Many have talked about a pyramid of participation in which many consume information online but few actively produce it. These models are clearly hierarchical with production valued more than consumption. Yet, concepts like curation, or circulation, focus on mid-level activities which are more widespread in our culture and which nevertheless have been central to defining digital culture from the beginnings.
Augmentation always requires the individual human brain, the technological extension and the methods, language, and training that support use of the technology, and social communication among populations of individuals. In this extended e-book, I try to situate augmentation in the historical progression of human biological and cultural evolution and project a vision of where it might go in the future. -- Howard
"Mind Amplifier: Can Our Digital Tools Make Us Smarter? examines the origins of digital mind-extending tools, and lays out the foundations for their future. In it, Rheingold proposes an applied, interdisciplinary science of mind amplification. He also unveils a new protocol for developing techno-cognitive-social technologies that embrace empathy, mindfulness, and compassion — elements lacking from existing digital mind-tools."
Ross Dawson is a smart guy. The six mechanisms in the paper he discusses are: an idea ecology, a web of dependencies, an intellectual supply chain, a collaborative deliberation, a radically fluid virtual organization, a multi-user game. -- Howard
"One of the many reasons humanity is at an inflection point is that the age-old dream of the “global brain” is finally becoming a reality.
I explored the idea in my book Living Networks, and at more length in my piece Autopoiesis and how hyper-connectivity is literally bringing the networks to life.
Today, my work on crowdsourcing is largely focused on the emerging mechanisms that allow us to create better results from mass participation.
Some of the best work being done in the space is at the MIT Center for Collective Intelligence. A few of their researchers (including founder Thomas Malone) have just written a short paper Programming the Global Brain.
I don’t think “programming” is the best metaphor.
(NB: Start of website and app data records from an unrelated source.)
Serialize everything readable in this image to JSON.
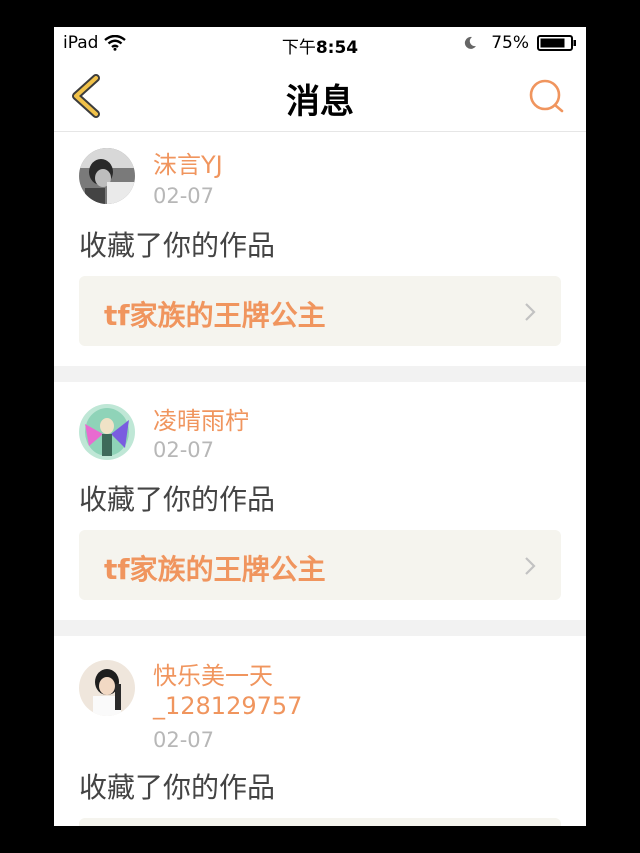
{
  "status": {
    "device": "iPad",
    "time_prefix": "下午",
    "time": "8:54",
    "battery": "75%"
  },
  "nav": {
    "title": "消息",
    "back_icon": "chevron-left-icon",
    "search_icon": "search-icon"
  },
  "colors": {
    "accent": "#f0955e",
    "back_arrow": "#e0a82e",
    "card_bg": "#f5f4ee",
    "date": "#b7b7b7",
    "separator": "#f2f2f2"
  },
  "messages": [
    {
      "username": "沫言YJ",
      "date": "02-07",
      "action": "收藏了你的作品",
      "work_title": "tf家族的王牌公主"
    },
    {
      "username": "凌晴雨柠",
      "date": "02-07",
      "action": "收藏了你的作品",
      "work_title": "tf家族的王牌公主"
    },
    {
      "username_line1": "快乐美一天",
      "username_line2": "_128129757",
      "date": "02-07",
      "action": "收藏了你的作品"
    }
  ]
}
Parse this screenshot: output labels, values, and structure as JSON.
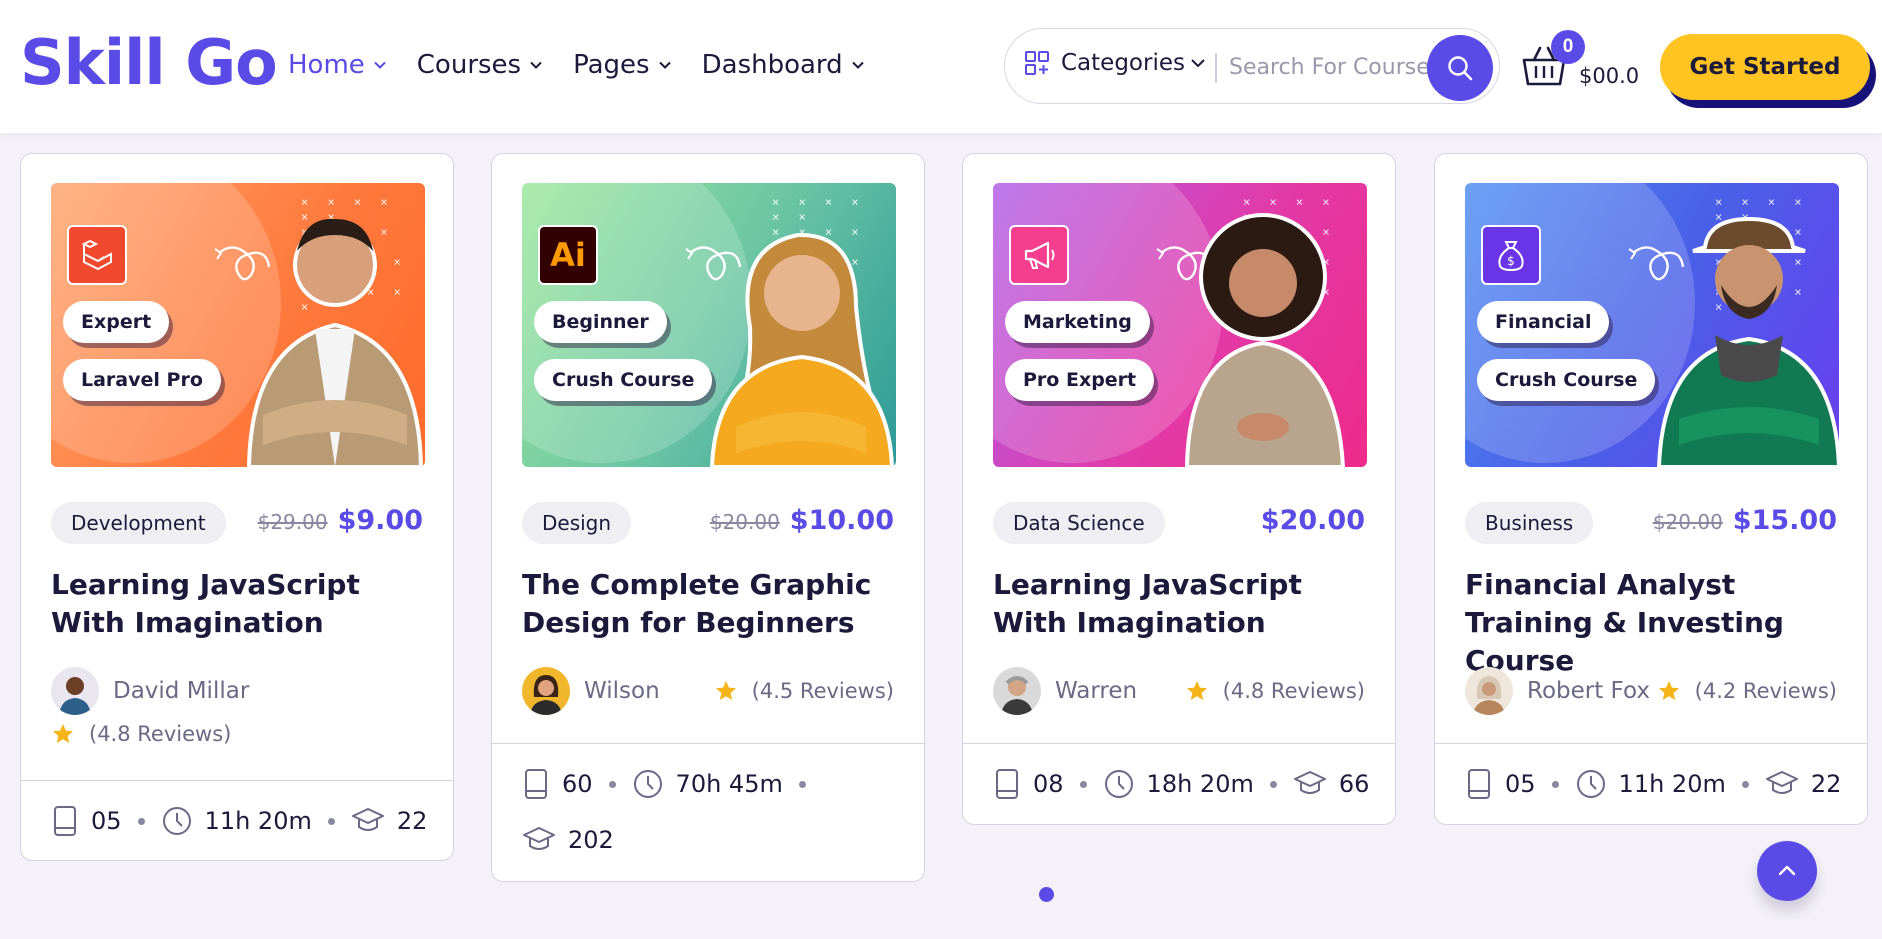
{
  "header": {
    "logo": "Skill Go",
    "nav": [
      {
        "label": "Home",
        "active": true
      },
      {
        "label": "Courses"
      },
      {
        "label": "Pages"
      },
      {
        "label": "Dashboard"
      }
    ],
    "categories_label": "Categories",
    "search_placeholder": "Search For Course",
    "cart_count": "0",
    "cart_total": "$00.0",
    "cta_label": "Get Started"
  },
  "colors": {
    "brand": "#5a4be6",
    "cta": "#ffc421",
    "star": "#f5b417"
  },
  "cards": [
    {
      "thumb_theme": "orange",
      "icon": "laravel-icon",
      "tags": [
        "Expert",
        "Laravel Pro"
      ],
      "category": "Development",
      "old_price": "$29.00",
      "price": "$9.00",
      "title": "Learning JavaScript With Imagination",
      "author": "David Millar",
      "reviews": "(4.8 Reviews)",
      "lessons": "05",
      "duration": "11h 20m",
      "students": "22"
    },
    {
      "thumb_theme": "green",
      "icon": "illustrator-icon",
      "icon_text": "Ai",
      "tags": [
        "Beginner",
        "Crush Course"
      ],
      "category": "Design",
      "old_price": "$20.00",
      "price": "$10.00",
      "title": "The Complete Graphic Design for Beginners",
      "author": "Wilson",
      "reviews": "(4.5 Reviews)",
      "lessons": "60",
      "duration": "70h 45m",
      "students": "202"
    },
    {
      "thumb_theme": "pink",
      "icon": "megaphone-icon",
      "tags": [
        "Marketing",
        "Pro Expert"
      ],
      "category": "Data Science",
      "old_price": "",
      "price": "$20.00",
      "title": "Learning JavaScript With Imagination",
      "author": "Warren",
      "reviews": "(4.8 Reviews)",
      "lessons": "08",
      "duration": "18h 20m",
      "students": "66"
    },
    {
      "thumb_theme": "blue",
      "icon": "money-bag-icon",
      "tags": [
        "Financial",
        "Crush Course"
      ],
      "category": "Business",
      "old_price": "$20.00",
      "price": "$15.00",
      "title": "Financial Analyst Training & Investing Course",
      "author": "Robert Fox",
      "reviews": "(4.2 Reviews)",
      "lessons": "05",
      "duration": "11h 20m",
      "students": "22"
    }
  ]
}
I prefer to think about the enabling structures and mechanisms out of which collective intelligence will be created.
However programming can be a useful frame, and in the paper the authors propose six programming metaphors that will facilitate the formation of the global brain:"